Instead of asking customers to fund a major rewrite of their entire site, bMobilzed CEO Ben Seslija says solution providers can take advantage of more than 300 proprietary algorithms in the company’s Automatic Content Identification (ACI) technology captures content assets and converts them in under 30 seconds to fully functional and graphically identical elements that can be easily accessed by any device that support HTML5.

Seslija says bMobilized is mainly after the small business market, which is why the toolset only costs $5 to 9 per month depending on the level of support required. The Web site that bMobilized creates using all that content can be hosted on cloud computing platforms from, a unit of or Amazon. That means that as new assets get added to the site, the mobile version of the site can dynamically scale alongside.

Today mobile devices account for about 30 percent of the traffic on the Web. Seslija says that number will increase to 50 percent by 2014, and by 2015 mobile devices will become the dominant use case. Seslija says what post people don’t really appreciate yet, however, is how targeted the use of mobile devices is, and how important that behavior is in terms of sales conversion. Unlike people using a PC to surf the Web, people using mobile devices are generally searching for some specific. That’s why a much higher percentage of those visitors wind up actually buying something.

As business owners come to understand that difference in behavior, Seslija says it won’t be long before every site is optimized for mobile computing devices.

The bMobilized toolset is relatively inexpensive because Seslija says the company expects to make more money later on by keeping tracking of how advertising campaigns actually perform on mobile computing devices. But in order to increase the base of Web sites that can make use of that service there will need to be a lot more Web sites that have been optimized for mobile computing devices.
There’s no doubt at this point that the Web is heading mobile. What solution providers decide to charge customers to make that transition on their Web sites is up to the individual solution provider. Right now, most business owners have no idea how quickly it can be done.

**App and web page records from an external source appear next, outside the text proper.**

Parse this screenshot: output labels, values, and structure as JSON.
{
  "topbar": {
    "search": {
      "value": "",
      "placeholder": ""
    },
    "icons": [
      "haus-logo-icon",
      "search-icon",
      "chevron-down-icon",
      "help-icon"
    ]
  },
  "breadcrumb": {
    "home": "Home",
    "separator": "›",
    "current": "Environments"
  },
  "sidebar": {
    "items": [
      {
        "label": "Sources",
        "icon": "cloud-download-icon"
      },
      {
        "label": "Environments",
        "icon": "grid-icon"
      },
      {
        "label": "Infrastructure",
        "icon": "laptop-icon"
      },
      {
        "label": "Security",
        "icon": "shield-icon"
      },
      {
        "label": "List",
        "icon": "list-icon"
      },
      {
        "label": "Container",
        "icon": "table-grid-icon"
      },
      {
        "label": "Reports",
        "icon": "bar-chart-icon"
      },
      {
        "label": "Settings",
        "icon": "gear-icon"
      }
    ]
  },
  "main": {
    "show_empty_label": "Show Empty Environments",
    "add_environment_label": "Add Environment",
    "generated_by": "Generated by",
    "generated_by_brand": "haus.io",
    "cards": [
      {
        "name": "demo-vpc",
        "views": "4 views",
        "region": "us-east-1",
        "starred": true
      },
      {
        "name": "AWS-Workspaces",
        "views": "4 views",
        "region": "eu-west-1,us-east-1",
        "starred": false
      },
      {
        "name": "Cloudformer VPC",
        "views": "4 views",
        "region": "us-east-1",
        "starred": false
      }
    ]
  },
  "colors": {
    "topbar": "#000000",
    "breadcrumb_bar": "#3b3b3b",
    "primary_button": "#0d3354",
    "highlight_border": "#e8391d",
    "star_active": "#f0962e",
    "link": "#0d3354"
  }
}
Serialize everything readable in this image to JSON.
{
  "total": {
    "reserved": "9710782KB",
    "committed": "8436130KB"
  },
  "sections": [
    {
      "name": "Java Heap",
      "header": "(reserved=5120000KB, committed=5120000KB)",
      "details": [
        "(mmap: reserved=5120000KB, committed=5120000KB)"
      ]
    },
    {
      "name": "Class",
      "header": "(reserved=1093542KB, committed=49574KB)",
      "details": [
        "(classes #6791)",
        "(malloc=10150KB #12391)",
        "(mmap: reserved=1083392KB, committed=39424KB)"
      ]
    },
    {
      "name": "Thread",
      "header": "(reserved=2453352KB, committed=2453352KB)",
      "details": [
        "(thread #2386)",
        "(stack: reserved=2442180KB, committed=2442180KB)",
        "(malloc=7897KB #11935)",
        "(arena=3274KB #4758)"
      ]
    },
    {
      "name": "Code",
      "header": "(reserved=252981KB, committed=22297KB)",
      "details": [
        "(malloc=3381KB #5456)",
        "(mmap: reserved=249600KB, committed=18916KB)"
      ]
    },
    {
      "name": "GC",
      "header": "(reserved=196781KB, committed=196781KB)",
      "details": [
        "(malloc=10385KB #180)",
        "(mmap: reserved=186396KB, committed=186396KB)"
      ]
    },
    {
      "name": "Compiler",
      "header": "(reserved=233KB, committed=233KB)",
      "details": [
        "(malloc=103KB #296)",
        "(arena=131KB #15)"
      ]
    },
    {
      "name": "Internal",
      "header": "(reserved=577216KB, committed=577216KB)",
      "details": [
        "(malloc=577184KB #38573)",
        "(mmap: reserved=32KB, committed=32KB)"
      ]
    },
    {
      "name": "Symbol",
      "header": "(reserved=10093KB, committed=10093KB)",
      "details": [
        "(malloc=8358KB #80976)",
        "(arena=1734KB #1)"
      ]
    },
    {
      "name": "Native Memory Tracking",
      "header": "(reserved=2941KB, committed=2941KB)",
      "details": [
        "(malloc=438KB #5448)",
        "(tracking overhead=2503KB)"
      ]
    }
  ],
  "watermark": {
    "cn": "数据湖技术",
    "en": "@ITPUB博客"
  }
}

As with most things related to mobile computing, there’s very little money to be made from selling the actual devices. But there are massive opportunities associated with helping companies transform their internal and external facing applications in way that supports mobile computing devices. That may not always require massive investments in mobile application development skills, especially when you consider the fact that many businesses simply want the fastest, easiest way possible to start supporting those devices starting tomorrow.